## DATASET EXTRACT
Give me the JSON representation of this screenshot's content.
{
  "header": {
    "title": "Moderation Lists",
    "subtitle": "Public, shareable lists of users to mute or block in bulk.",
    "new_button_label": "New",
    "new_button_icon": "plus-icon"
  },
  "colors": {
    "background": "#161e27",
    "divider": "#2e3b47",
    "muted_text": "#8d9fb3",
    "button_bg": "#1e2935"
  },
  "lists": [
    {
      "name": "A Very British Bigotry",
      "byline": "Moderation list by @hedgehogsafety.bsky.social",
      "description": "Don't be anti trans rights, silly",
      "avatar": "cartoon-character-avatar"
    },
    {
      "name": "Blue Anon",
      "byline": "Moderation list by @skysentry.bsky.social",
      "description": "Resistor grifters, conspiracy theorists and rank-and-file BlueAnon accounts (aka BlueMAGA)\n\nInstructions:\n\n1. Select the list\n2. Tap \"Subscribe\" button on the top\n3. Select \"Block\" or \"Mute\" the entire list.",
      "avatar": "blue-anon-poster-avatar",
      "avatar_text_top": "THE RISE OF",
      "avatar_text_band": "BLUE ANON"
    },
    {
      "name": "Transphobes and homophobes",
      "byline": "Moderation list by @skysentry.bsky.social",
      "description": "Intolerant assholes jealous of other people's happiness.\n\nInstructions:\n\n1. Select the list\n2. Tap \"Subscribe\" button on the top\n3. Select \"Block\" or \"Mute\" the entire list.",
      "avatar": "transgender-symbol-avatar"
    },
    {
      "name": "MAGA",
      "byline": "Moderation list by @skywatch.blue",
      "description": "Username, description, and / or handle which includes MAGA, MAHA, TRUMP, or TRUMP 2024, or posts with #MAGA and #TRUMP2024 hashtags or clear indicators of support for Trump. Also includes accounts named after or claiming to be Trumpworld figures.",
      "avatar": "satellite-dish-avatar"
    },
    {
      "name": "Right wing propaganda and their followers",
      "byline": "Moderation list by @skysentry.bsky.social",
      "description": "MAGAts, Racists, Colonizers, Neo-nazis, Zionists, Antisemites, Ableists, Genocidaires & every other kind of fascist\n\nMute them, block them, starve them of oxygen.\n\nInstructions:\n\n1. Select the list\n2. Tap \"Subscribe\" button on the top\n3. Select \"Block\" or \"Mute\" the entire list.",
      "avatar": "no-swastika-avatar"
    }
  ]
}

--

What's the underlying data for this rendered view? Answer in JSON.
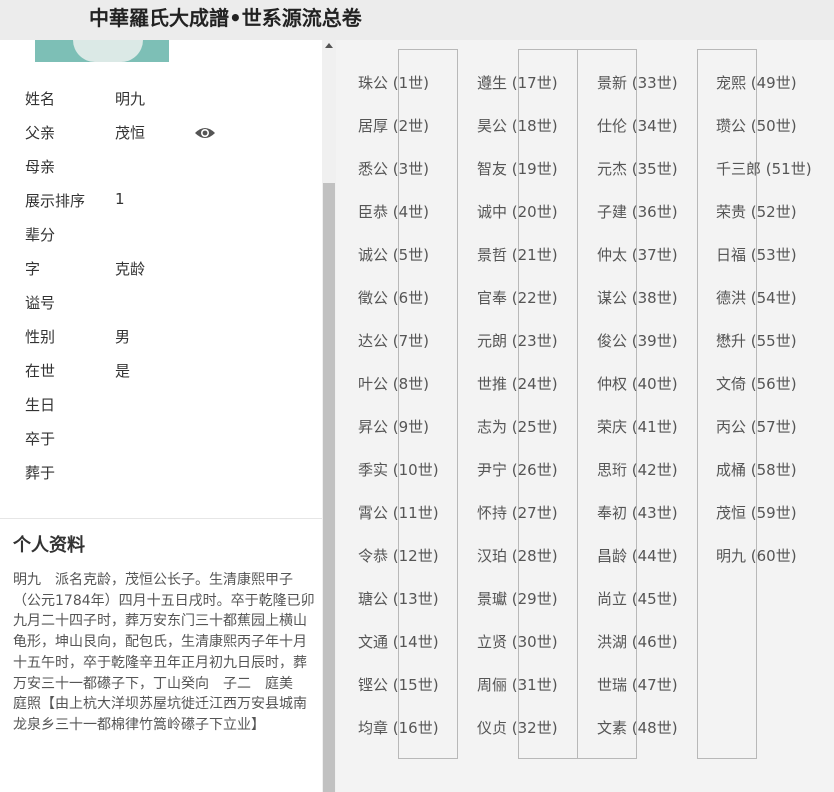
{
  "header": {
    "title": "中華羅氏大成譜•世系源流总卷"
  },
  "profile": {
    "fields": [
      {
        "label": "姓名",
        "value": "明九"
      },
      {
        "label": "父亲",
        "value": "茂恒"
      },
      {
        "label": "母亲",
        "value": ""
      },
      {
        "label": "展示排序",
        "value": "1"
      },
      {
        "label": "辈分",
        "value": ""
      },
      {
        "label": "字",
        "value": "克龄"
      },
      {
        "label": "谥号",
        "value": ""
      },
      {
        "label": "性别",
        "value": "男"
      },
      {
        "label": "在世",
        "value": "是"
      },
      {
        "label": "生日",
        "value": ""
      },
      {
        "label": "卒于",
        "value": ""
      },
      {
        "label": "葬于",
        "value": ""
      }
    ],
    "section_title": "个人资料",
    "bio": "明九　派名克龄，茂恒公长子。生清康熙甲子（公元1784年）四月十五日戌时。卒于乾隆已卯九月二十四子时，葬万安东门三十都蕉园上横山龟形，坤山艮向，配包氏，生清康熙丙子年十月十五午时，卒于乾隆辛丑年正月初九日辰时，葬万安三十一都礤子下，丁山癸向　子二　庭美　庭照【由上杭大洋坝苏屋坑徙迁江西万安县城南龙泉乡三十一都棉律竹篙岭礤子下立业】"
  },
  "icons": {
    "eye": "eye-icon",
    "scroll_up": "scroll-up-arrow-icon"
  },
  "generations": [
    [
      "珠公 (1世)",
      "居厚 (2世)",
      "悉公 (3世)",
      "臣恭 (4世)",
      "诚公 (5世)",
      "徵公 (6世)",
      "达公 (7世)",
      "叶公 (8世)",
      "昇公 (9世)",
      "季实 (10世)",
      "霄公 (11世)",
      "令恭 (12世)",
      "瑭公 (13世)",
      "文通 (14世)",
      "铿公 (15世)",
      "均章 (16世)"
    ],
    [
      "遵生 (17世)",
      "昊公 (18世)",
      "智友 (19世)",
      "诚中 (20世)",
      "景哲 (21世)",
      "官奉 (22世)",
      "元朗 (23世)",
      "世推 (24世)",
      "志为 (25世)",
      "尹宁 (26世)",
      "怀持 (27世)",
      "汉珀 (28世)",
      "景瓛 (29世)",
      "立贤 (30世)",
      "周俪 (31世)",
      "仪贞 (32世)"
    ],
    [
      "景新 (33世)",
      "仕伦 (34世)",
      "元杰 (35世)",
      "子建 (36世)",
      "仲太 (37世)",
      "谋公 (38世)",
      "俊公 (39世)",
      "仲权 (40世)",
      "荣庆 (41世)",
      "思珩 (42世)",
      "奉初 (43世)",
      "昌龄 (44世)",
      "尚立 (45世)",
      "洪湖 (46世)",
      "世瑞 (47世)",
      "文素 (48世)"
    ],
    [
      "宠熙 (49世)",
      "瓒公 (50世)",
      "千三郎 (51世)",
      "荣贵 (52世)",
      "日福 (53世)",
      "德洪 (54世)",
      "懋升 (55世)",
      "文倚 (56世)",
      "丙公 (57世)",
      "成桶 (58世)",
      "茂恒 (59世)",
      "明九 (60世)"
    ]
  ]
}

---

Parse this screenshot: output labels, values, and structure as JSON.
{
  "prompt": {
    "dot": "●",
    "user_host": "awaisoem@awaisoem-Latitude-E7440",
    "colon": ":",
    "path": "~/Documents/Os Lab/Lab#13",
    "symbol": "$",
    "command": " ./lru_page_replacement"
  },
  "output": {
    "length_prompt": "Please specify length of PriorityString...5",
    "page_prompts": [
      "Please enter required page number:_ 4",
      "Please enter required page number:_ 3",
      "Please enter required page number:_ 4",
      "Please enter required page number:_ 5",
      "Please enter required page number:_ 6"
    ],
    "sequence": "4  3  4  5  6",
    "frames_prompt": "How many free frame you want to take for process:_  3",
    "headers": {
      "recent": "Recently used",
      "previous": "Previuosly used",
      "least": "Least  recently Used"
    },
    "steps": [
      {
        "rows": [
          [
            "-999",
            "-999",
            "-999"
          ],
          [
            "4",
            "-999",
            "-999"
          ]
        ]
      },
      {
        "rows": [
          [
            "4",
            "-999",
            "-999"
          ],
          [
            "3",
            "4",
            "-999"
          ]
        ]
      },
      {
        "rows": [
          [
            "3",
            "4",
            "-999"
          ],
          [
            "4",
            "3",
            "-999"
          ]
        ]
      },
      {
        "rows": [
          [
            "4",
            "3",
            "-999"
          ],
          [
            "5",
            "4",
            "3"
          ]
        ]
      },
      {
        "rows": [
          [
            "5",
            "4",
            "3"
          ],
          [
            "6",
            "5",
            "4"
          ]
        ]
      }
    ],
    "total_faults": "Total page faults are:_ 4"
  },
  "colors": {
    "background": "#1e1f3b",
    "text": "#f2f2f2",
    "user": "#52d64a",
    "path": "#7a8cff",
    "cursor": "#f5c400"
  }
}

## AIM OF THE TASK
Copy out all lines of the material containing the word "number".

## EXERCISE RESULT
      "Please enter required page number:_ 4",
      "Please enter required page number:_ 3",
      "Please enter required page number:_ 4",
      "Please enter required page number:_ 5",
      "Please enter required page number:_ 6"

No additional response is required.